- **What is expected**: In the records that follow, skip the pictures and print everything else exactly.

- **Supplied records**:
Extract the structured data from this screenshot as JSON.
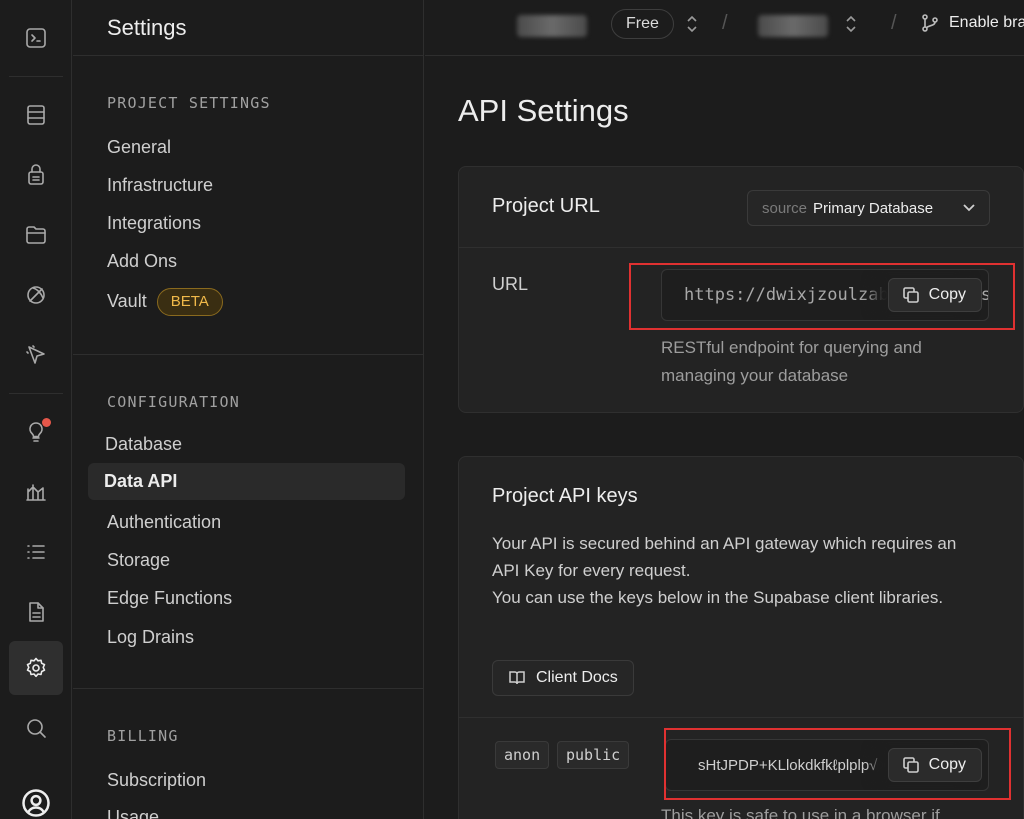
{
  "sidebar": {
    "title": "Settings",
    "groups": [
      {
        "title": "PROJECT SETTINGS",
        "items": [
          "General",
          "Infrastructure",
          "Integrations",
          "Add Ons",
          "Vault"
        ]
      },
      {
        "title": "CONFIGURATION",
        "items": [
          "Database",
          "Data API",
          "Authentication",
          "Storage",
          "Edge Functions",
          "Log Drains"
        ]
      },
      {
        "title": "BILLING",
        "items": [
          "Subscription",
          "Usage"
        ]
      }
    ],
    "vault_badge": "BETA",
    "active_item": "Data API"
  },
  "rail": {
    "icons": [
      "terminal-icon",
      "table-editor-icon",
      "auth-icon",
      "storage-icon",
      "realtime-icon",
      "cursor-icon",
      "advisor-icon",
      "reports-icon",
      "logs-icon",
      "docs-icon",
      "settings-icon",
      "search-icon",
      "user-avatar-icon"
    ],
    "active": "settings-icon",
    "notification_color": "#e5574a"
  },
  "topbar": {
    "plan": "Free",
    "separator": "/",
    "branch_label": "Enable branching"
  },
  "main": {
    "title": "API Settings",
    "project_url": {
      "title": "Project URL",
      "source_prefix": "source",
      "source_value": "Primary Database",
      "url_label": "URL",
      "url_value": "https://dwixjzoulzabcdefghij.supabase.co",
      "copy_label": "Copy",
      "hint": "RESTful endpoint for querying and managing your database"
    },
    "api_keys": {
      "title": "Project API keys",
      "description_1": "Your API is secured behind an API gateway which requires an API Key for every request.",
      "description_2": "You can use the keys below in the Supabase client libraries.",
      "docs_label": "Client Docs",
      "anon_badge": "anon",
      "public_badge": "public",
      "anon_key": "sHtJPDP+KLlokdkfkℓplplp√",
      "copy_label": "Copy",
      "hint": "This key is safe to use in a browser if"
    }
  },
  "colors": {
    "background": "#1c1c1c",
    "card": "#232323",
    "beta": "#f0b94a",
    "highlight": "#e03131"
  }
}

- **Exercise answer**:
Extract the structured data from this screenshot as JSON.
{
  "sidebar": {
    "title": "Settings",
    "groups": [
      {
        "title": "PROJECT SETTINGS",
        "items": [
          "General",
          "Infrastructure",
          "Integrations",
          "Add Ons",
          "Vault"
        ]
      },
      {
        "title": "CONFIGURATION",
        "items": [
          "Database",
          "Data API",
          "Authentication",
          "Storage",
          "Edge Functions",
          "Log Drains"
        ]
      },
      {
        "title": "BILLING",
        "items": [
          "Subscription",
          "Usage"
        ]
      }
    ],
    "vault_badge": "BETA",
    "active_item": "Data API"
  },
  "rail": {
    "icons": [
      "terminal-icon",
      "table-editor-icon",
      "auth-icon",
      "storage-icon",
      "realtime-icon",
      "cursor-icon",
      "advisor-icon",
      "reports-icon",
      "logs-icon",
      "docs-icon",
      "settings-icon",
      "search-icon",
      "user-avatar-icon"
    ],
    "active": "settings-icon",
    "notification_color": "#e5574a"
  },
  "topbar": {
    "plan": "Free",
    "separator": "/",
    "branch_label": "Enable branching"
  },
  "main": {
    "title": "API Settings",
    "project_url": {
      "title": "Project URL",
      "source_prefix": "source",
      "source_value": "Primary Database",
      "url_label": "URL",
      "url_value": "https://dwixjzoulzabcdefghij.supabase.co",
      "copy_label": "Copy",
      "hint": "RESTful endpoint for querying and managing your database"
    },
    "api_keys": {
      "title": "Project API keys",
      "description_1": "Your API is secured behind an API gateway which requires an API Key for every request.",
      "description_2": "You can use the keys below in the Supabase client libraries.",
      "docs_label": "Client Docs",
      "anon_badge": "anon",
      "public_badge": "public",
      "anon_key": "sHtJPDP+KLlokdkfkℓplplp√",
      "copy_label": "Copy",
      "hint": "This key is safe to use in a browser if"
    }
  },
  "colors": {
    "background": "#1c1c1c",
    "card": "#232323",
    "beta": "#f0b94a",
    "highlight": "#e03131"
  }
}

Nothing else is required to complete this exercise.